**Task item**
Give the number of lines in the data below that contain "icon", with no other words.

▬▬▬▬▬▬▬▬▬▬

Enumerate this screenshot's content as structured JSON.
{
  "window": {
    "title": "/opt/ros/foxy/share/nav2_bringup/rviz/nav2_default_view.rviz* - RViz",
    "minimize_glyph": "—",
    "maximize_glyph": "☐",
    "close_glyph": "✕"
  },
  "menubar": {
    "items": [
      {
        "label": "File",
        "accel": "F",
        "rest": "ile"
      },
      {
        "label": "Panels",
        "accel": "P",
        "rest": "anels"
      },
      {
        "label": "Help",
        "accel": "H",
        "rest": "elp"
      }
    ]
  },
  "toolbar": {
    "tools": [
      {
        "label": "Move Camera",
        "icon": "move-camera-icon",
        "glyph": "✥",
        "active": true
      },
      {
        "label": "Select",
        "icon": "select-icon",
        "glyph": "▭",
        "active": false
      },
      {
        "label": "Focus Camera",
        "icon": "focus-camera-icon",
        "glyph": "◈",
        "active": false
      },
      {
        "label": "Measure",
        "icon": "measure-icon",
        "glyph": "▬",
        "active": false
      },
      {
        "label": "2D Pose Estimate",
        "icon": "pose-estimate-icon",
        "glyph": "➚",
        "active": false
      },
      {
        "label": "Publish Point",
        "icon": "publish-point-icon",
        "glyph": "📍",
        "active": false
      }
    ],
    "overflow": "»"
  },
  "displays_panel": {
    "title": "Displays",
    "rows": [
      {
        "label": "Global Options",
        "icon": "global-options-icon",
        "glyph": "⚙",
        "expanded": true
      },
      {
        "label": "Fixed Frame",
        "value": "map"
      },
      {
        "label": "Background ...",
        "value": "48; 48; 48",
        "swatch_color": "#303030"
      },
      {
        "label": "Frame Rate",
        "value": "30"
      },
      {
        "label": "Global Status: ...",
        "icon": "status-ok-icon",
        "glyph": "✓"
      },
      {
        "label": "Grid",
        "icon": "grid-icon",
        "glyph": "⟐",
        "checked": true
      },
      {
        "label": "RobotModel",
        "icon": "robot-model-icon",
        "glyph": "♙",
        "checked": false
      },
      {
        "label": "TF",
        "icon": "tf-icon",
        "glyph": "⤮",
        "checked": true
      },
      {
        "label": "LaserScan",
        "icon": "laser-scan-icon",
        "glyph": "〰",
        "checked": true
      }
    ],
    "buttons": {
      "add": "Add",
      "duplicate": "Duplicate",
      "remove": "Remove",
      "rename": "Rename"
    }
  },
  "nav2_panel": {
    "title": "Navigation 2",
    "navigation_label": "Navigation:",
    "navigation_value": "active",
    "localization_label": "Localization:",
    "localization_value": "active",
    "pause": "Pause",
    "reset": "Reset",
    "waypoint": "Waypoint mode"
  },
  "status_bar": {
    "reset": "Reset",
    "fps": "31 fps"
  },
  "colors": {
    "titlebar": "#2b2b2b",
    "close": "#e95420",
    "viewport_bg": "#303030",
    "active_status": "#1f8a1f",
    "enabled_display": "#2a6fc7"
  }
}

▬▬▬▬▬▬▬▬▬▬

**Result**
12